Well that was a relief! After a dismal Q1, things have taken a turn for the better in Q2, with Easter adding some sparkle to the numbers reported by our group of LCCs. Airlines do tend to go on a bit about Easter having a significant impact on their numbers, yet the comparison between the first two quarters of this year and last do seem to bear this out. After all, a two or three week holiday period spaced nicely between Christmas and the Summer offers up almost a month of nice prices in an otherwise unattractive part of the year. So not surprisingly, the lack of Easter in the first quarter dragged the quarter down to be worse than it otherwise would have been. And so consequently, the appearance of Easter in the second quarter has made this quarter look artificially better than it deserved. And so to some numbers.
On the 1st of September 2017, the Scottish regional airline Loganair will cease its franchise agreement with Flybe and begin operating as a wholly independent airline for the first time in nearly 25 years. Flybe, seemingly upset by this decision, has announced a partnership with Eastern Airways to operate half a dozen competing routes with Loganair. These are thin routes designed primarily to provide “lifeline” links to remote communities – they surely cannot support two competing airlines, and an awful lot of money will be lost in the process of finding that out.
June 2017 has seen LCC fares across Europe decrease by 7% compared to June last year. This is also the first month since February 2016 where fares 1 week before travel have fallen further than the average, suggesting that the business-market “bubble” may finally have burst.
Last month we reported that average fares were up for LCCs across Europe for the first time in over a year. We warned that the timing of Easter causes some misleading comparisons for 2017 v 2016, but still there appeared to be an underlying trend of positivity. Any optimism has been tempered this month as our fare data for May 2016 shows fares for LCCs across Europe are down by 12% compared to May 2016.
Airport and handling charges are Ryanair’s second biggest expense. The airline regularly features in the news alongside airport charges, whether it be closing a base because charges have risen, or opening new services thanks to some agreement with an airport or government or tourism organisation.

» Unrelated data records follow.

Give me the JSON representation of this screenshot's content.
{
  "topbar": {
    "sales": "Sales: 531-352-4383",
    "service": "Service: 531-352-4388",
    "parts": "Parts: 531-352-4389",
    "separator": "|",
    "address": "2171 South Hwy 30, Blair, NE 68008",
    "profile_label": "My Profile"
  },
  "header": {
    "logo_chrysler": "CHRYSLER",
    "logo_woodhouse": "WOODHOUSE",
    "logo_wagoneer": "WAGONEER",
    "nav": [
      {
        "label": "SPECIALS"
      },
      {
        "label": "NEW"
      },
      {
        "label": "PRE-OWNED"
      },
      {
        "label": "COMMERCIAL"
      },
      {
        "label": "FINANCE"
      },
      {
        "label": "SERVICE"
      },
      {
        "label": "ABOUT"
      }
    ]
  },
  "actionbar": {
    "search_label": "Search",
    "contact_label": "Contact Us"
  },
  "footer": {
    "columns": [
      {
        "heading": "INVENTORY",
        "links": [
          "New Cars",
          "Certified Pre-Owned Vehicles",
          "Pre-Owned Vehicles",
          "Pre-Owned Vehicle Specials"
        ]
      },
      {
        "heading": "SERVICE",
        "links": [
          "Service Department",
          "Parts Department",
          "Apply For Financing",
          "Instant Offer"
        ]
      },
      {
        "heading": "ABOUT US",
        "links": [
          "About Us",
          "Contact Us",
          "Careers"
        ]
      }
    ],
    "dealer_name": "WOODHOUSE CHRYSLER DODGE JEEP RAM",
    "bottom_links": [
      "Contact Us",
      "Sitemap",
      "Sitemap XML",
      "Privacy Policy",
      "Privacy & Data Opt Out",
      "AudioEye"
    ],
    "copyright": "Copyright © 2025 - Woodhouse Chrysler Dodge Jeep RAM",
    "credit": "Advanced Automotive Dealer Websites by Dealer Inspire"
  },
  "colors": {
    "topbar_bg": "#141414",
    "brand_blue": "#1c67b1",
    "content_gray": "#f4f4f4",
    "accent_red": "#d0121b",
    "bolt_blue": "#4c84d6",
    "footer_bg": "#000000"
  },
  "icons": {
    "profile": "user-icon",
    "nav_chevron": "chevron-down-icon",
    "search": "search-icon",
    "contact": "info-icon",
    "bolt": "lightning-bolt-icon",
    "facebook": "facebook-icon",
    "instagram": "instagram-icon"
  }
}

Low charges are key to the success of Ryanair, which makes recent moves into European hubs more than just the usual round of annual network expansion.